**Problem to solve:** Nothing in the entries may be altered; copy them all exactly.

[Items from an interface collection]
▼

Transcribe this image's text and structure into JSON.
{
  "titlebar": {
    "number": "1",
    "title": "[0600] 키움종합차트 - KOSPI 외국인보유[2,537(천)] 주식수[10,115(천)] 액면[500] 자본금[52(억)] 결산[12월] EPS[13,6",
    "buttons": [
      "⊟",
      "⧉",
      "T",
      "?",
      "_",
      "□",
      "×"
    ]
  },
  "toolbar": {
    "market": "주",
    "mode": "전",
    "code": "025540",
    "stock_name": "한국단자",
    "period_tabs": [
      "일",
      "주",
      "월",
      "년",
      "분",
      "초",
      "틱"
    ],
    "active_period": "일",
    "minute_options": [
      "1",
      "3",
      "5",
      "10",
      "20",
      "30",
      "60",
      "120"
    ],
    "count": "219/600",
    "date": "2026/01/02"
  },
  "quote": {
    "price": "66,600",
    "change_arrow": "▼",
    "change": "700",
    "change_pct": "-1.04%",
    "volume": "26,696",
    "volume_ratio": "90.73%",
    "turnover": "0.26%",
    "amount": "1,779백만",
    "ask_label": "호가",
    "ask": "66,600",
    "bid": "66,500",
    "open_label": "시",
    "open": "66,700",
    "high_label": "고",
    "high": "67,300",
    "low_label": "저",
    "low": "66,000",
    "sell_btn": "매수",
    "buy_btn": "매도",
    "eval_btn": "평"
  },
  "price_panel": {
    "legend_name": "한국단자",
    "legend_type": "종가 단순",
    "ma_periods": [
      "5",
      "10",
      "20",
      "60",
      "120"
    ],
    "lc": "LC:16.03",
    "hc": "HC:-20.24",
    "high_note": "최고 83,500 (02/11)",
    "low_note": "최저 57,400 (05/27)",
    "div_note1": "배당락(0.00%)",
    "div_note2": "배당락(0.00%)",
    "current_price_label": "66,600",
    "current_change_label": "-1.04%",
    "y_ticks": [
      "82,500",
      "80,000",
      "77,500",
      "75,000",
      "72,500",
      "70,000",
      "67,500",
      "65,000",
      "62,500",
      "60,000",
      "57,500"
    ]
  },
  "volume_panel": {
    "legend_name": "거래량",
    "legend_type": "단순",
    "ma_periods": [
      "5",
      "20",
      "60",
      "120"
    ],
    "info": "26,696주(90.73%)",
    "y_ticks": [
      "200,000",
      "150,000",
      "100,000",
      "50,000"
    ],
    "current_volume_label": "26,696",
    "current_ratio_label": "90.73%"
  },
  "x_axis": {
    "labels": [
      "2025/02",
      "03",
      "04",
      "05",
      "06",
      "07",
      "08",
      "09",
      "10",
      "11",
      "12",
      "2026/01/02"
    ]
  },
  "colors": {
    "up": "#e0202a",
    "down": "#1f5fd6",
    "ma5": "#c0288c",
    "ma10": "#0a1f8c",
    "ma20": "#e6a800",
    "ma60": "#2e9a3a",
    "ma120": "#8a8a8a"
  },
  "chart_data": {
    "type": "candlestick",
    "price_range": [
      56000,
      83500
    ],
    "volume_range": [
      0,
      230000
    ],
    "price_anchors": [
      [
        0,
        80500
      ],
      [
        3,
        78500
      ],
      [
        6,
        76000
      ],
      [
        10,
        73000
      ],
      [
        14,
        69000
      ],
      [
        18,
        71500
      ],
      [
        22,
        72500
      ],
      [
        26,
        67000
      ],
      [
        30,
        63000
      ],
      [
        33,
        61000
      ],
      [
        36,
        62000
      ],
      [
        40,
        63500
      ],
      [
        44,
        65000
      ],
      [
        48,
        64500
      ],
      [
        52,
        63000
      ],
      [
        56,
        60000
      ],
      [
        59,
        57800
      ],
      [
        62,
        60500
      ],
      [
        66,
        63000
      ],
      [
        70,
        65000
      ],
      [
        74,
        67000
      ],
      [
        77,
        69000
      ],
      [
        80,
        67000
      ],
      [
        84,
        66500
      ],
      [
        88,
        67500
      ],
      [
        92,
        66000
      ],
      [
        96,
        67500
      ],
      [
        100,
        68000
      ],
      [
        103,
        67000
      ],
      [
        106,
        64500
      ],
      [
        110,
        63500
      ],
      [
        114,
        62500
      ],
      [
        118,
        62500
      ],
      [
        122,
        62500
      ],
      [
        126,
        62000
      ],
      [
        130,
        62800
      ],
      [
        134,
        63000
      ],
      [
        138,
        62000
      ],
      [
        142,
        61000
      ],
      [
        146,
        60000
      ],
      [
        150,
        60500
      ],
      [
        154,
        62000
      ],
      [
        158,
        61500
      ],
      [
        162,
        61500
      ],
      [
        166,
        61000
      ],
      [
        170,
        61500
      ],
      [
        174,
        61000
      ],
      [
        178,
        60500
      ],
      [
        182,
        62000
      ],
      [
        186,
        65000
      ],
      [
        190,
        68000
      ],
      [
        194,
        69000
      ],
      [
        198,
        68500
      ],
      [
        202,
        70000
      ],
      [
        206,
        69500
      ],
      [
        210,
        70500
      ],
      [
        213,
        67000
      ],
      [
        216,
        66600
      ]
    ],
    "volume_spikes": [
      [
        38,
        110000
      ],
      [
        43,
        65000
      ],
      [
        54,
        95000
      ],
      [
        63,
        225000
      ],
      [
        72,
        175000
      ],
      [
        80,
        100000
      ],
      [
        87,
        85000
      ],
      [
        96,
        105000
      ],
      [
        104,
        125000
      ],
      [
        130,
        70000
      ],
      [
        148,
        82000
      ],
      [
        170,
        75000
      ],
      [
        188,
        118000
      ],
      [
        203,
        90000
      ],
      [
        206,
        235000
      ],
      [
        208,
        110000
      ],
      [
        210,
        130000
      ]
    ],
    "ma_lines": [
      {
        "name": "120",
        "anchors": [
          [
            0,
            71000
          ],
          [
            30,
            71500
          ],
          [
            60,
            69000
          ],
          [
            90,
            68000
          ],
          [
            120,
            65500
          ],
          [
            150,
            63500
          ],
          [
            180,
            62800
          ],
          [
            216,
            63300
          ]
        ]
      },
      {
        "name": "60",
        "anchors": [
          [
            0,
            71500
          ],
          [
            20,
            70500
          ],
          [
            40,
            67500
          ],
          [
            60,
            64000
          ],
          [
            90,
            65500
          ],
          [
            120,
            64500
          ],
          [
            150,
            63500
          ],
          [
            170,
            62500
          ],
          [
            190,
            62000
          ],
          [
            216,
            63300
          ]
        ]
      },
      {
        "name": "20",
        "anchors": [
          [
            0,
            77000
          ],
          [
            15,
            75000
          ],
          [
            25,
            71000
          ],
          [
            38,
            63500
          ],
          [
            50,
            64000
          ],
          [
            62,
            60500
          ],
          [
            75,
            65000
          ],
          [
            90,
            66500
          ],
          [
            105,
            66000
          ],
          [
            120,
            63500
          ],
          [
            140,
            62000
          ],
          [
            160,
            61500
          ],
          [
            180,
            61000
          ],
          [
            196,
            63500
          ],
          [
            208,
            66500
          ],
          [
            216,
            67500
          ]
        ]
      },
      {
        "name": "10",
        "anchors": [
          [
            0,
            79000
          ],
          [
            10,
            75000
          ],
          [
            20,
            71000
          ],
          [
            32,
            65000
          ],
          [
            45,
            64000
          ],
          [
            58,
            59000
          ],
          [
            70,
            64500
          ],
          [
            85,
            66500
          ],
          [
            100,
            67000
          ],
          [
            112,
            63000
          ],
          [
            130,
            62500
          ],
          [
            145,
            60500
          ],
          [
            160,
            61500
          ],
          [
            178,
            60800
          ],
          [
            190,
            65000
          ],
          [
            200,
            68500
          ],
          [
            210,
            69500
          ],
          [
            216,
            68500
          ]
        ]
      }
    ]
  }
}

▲

**Finished task:**
Transcribe this image's text and structure into JSON.
{
  "titlebar": {
    "number": "1",
    "title": "[0600] 키움종합차트 - KOSPI 외국인보유[2,537(천)] 주식수[10,115(천)] 액면[500] 자본금[52(억)] 결산[12월] EPS[13,6",
    "buttons": [
      "⊟",
      "⧉",
      "T",
      "?",
      "_",
      "□",
      "×"
    ]
  },
  "toolbar": {
    "market": "주",
    "mode": "전",
    "code": "025540",
    "stock_name": "한국단자",
    "period_tabs": [
      "일",
      "주",
      "월",
      "년",
      "분",
      "초",
      "틱"
    ],
    "active_period": "일",
    "minute_options": [
      "1",
      "3",
      "5",
      "10",
      "20",
      "30",
      "60",
      "120"
    ],
    "count": "219/600",
    "date": "2026/01/02"
  },
  "quote": {
    "price": "66,600",
    "change_arrow": "▼",
    "change": "700",
    "change_pct": "-1.04%",
    "volume": "26,696",
    "volume_ratio": "90.73%",
    "turnover": "0.26%",
    "amount": "1,779백만",
    "ask_label": "호가",
    "ask": "66,600",
    "bid": "66,500",
    "open_label": "시",
    "open": "66,700",
    "high_label": "고",
    "high": "67,300",
    "low_label": "저",
    "low": "66,000",
    "sell_btn": "매수",
    "buy_btn": "매도",
    "eval_btn": "평"
  },
  "price_panel": {
    "legend_name": "한국단자",
    "legend_type": "종가 단순",
    "ma_periods": [
      "5",
      "10",
      "20",
      "60",
      "120"
    ],
    "lc": "LC:16.03",
    "hc": "HC:-20.24",
    "high_note": "최고 83,500 (02/11)",
    "low_note": "최저 57,400 (05/27)",
    "div_note1": "배당락(0.00%)",
    "div_note2": "배당락(0.00%)",
    "current_price_label": "66,600",
    "current_change_label": "-1.04%",
    "y_ticks": [
      "82,500",
      "80,000",
      "77,500",
      "75,000",
      "72,500",
      "70,000",
      "67,500",
      "65,000",
      "62,500",
      "60,000",
      "57,500"
    ]
  },
  "volume_panel": {
    "legend_name": "거래량",
    "legend_type": "단순",
    "ma_periods": [
      "5",
      "20",
      "60",
      "120"
    ],
    "info": "26,696주(90.73%)",
    "y_ticks": [
      "200,000",
      "150,000",
      "100,000",
      "50,000"
    ],
    "current_volume_label": "26,696",
    "current_ratio_label": "90.73%"
  },
  "x_axis": {
    "labels": [
      "2025/02",
      "03",
      "04",
      "05",
      "06",
      "07",
      "08",
      "09",
      "10",
      "11",
      "12",
      "2026/01/02"
    ]
  },
  "colors": {
    "up": "#e0202a",
    "down": "#1f5fd6",
    "ma5": "#c0288c",
    "ma10": "#0a1f8c",
    "ma20": "#e6a800",
    "ma60": "#2e9a3a",
    "ma120": "#8a8a8a"
  },
  "chart_data": {
    "type": "candlestick",
    "price_range": [
      56000,
      83500
    ],
    "volume_range": [
      0,
      230000
    ],
    "price_anchors": [
      [
        0,
        80500
      ],
      [
        3,
        78500
      ],
      [
        6,
        76000
      ],
      [
        10,
        73000
      ],
      [
        14,
        69000
      ],
      [
        18,
        71500
      ],
      [
        22,
        72500
      ],
      [
        26,
        67000
      ],
      [
        30,
        63000
      ],
      [
        33,
        61000
      ],
      [
        36,
        62000
      ],
      [
        40,
        63500
      ],
      [
        44,
        65000
      ],
      [
        48,
        64500
      ],
      [
        52,
        63000
      ],
      [
        56,
        60000
      ],
      [
        59,
        57800
      ],
      [
        62,
        60500
      ],
      [
        66,
        63000
      ],
      [
        70,
        65000
      ],
      [
        74,
        67000
      ],
      [
        77,
        69000
      ],
      [
        80,
        67000
      ],
      [
        84,
        66500
      ],
      [
        88,
        67500
      ],
      [
        92,
        66000
      ],
      [
        96,
        67500
      ],
      [
        100,
        68000
      ],
      [
        103,
        67000
      ],
      [
        106,
        64500
      ],
      [
        110,
        63500
      ],
      [
        114,
        62500
      ],
      [
        118,
        62500
      ],
      [
        122,
        62500
      ],
      [
        126,
        62000
      ],
      [
        130,
        62800
      ],
      [
        134,
        63000
      ],
      [
        138,
        62000
      ],
      [
        142,
        61000
      ],
      [
        146,
        60000
      ],
      [
        150,
        60500
      ],
      [
        154,
        62000
      ],
      [
        158,
        61500
      ],
      [
        162,
        61500
      ],
      [
        166,
        61000
      ],
      [
        170,
        61500
      ],
      [
        174,
        61000
      ],
      [
        178,
        60500
      ],
      [
        182,
        62000
      ],
      [
        186,
        65000
      ],
      [
        190,
        68000
      ],
      [
        194,
        69000
      ],
      [
        198,
        68500
      ],
      [
        202,
        70000
      ],
      [
        206,
        69500
      ],
      [
        210,
        70500
      ],
      [
        213,
        67000
      ],
      [
        216,
        66600
      ]
    ],
    "volume_spikes": [
      [
        38,
        110000
      ],
      [
        43,
        65000
      ],
      [
        54,
        95000
      ],
      [
        63,
        225000
      ],
      [
        72,
        175000
      ],
      [
        80,
        100000
      ],
      [
        87,
        85000
      ],
      [
        96,
        105000
      ],
      [
        104,
        125000
      ],
      [
        130,
        70000
      ],
      [
        148,
        82000
      ],
      [
        170,
        75000
      ],
      [
        188,
        118000
      ],
      [
        203,
        90000
      ],
      [
        206,
        235000
      ],
      [
        208,
        110000
      ],
      [
        210,
        130000
      ]
    ],
    "ma_lines": [
      {
        "name": "120",
        "anchors": [
          [
            0,
            71000
          ],
          [
            30,
            71500
          ],
          [
            60,
            69000
          ],
          [
            90,
            68000
          ],
          [
            120,
            65500
          ],
          [
            150,
            63500
          ],
          [
            180,
            62800
          ],
          [
            216,
            63300
          ]
        ]
      },
      {
        "name": "60",
        "anchors": [
          [
            0,
            71500
          ],
          [
            20,
            70500
          ],
          [
            40,
            67500
          ],
          [
            60,
            64000
          ],
          [
            90,
            65500
          ],
          [
            120,
            64500
          ],
          [
            150,
            63500
          ],
          [
            170,
            62500
          ],
          [
            190,
            62000
          ],
          [
            216,
            63300
          ]
        ]
      },
      {
        "name": "20",
        "anchors": [
          [
            0,
            77000
          ],
          [
            15,
            75000
          ],
          [
            25,
            71000
          ],
          [
            38,
            63500
          ],
          [
            50,
            64000
          ],
          [
            62,
            60500
          ],
          [
            75,
            65000
          ],
          [
            90,
            66500
          ],
          [
            105,
            66000
          ],
          [
            120,
            63500
          ],
          [
            140,
            62000
          ],
          [
            160,
            61500
          ],
          [
            180,
            61000
          ],
          [
            196,
            63500
          ],
          [
            208,
            66500
          ],
          [
            216,
            67500
          ]
        ]
      },
      {
        "name": "10",
        "anchors": [
          [
            0,
            79000
          ],
          [
            10,
            75000
          ],
          [
            20,
            71000
          ],
          [
            32,
            65000
          ],
          [
            45,
            64000
          ],
          [
            58,
            59000
          ],
          [
            70,
            64500
          ],
          [
            85,
            66500
          ],
          [
            100,
            67000
          ],
          [
            112,
            63000
          ],
          [
            130,
            62500
          ],
          [
            145,
            60500
          ],
          [
            160,
            61500
          ],
          [
            178,
            60800
          ],
          [
            190,
            65000
          ],
          [
            200,
            68500
          ],
          [
            210,
            69500
          ],
          [
            216,
            68500
          ]
        ]
      }
    ]
  }
}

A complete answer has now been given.